For those receiving a superannuation income stream, the 50 per cent reduction of the superannuation minimum drawdown requirements for account-based pensions and similar products has been extended for a further year to 30 June 2023.

The Paid Parental Leave scheme will be amended by rolling Dad and Partner Pay into Parental Leave Pay to create a single scheme of up to 20 weeks, fully flexible and shareable for eligible working parents as they see fit. The Paid Parental Leave can be taken any time within 2 years of the birth or adoption of a child. The income test will also be broadened to have an additional household income eligibility test. These changes will not result in any existing eligible claimants being worse off.

There are also some very attractive measures for small business, including a skills and training boost to support small businesses to train and upskill their employees. The boost will apply to eligible expenditure incurred from Budget night until 30 June 2024. Small businesses (with aggregated annual turnover of less than $50 million) will be able to deduct an additional 20 per cent of expenditure incurred on external training courses provided to their employees, meaning a total deduction of 120% on the expenditure. The external training courses will need to be provided to employees in Australia or online, and delivered by entities registered in Australia.
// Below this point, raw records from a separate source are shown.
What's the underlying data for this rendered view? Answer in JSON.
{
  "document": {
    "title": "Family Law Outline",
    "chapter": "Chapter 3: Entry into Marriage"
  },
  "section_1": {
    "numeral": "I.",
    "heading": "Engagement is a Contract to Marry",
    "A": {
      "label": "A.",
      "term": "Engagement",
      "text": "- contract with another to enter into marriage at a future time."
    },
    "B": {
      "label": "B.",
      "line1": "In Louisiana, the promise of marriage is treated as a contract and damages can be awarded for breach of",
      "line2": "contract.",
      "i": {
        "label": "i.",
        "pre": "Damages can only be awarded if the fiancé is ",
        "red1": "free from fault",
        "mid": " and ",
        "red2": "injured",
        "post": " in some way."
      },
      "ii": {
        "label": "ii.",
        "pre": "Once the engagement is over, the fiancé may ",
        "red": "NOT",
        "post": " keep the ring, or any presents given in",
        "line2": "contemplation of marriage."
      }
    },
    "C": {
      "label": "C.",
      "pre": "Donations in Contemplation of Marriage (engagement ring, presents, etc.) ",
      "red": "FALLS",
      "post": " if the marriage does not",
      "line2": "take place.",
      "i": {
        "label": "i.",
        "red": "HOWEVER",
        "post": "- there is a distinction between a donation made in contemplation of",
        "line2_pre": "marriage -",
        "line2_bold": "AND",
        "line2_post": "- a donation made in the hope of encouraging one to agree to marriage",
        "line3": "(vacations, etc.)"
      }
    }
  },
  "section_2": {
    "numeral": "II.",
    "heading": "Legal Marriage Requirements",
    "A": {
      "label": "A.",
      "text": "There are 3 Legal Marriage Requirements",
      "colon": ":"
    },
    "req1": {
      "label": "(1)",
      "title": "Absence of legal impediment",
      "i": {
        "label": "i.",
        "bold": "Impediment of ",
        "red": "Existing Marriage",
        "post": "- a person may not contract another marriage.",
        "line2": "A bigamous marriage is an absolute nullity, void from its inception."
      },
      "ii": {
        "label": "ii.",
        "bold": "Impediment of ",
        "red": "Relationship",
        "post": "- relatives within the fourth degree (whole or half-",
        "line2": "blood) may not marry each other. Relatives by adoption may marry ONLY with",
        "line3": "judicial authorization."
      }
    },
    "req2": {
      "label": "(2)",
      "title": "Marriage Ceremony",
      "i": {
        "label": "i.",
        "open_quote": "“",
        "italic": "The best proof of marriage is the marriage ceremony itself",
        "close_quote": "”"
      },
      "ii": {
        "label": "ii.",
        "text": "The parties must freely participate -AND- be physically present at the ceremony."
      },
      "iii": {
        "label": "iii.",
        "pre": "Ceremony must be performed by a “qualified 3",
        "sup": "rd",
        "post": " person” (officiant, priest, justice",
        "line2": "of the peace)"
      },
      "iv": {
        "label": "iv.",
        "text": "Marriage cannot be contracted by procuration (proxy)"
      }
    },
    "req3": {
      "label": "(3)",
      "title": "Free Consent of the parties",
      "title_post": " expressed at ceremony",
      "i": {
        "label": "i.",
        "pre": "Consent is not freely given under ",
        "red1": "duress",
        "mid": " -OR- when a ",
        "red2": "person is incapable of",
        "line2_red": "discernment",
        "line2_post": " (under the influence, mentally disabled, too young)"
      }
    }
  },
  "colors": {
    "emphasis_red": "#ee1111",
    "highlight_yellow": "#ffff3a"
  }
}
Small businesses (with aggregated annual turnover of less than $50 million) will also be able to deduct an additional 20 per cent of the cost incurred on business expenses and depreciating assets that support digital adoption, such as portable payment devices, cyber security systems or subscriptions to cloud-based services. An annual cap will apply in each qualifying income year so that expenditure up to $100,000 will be eligible for the boost.

 

Important information and disclaimer
Sources: Budget Measures Budget Paper No. 2 2022–23
This material has been prepared by nabtrade, the information, trading and settlement service provided by WealthHub Securities Limited and based on https://budget.gov.au/2022-23/content/bp2/download/bp2_2022-23.pdf, 29 March 2022. No warranty is made as to its accuracy, reliability or completeness. This website contains general advice only, and has been prepared without taking into account your personal objectives, financial situation or needs. Before acting on the information on this website, you should seek professional advice including independent taxation advice and consider whether it is appropriate for you in light of your objectives, financial situation and needs. WealthHub Securities Limited ABN 83089718 249 AFSL No. 230704 is a Market Participant under the ASIC Market Integrity Rules and a wholly owned subsidiary of National Australia Bank Limited ABN 12 004 044 937 AFSL  230686 (NAB). WealthHub’s obligations do not represent deposits or other liabilities of NAB. NAB does not guarantee its subsidiaries’ obligations or performance, or the products or services its subsidiaries offer.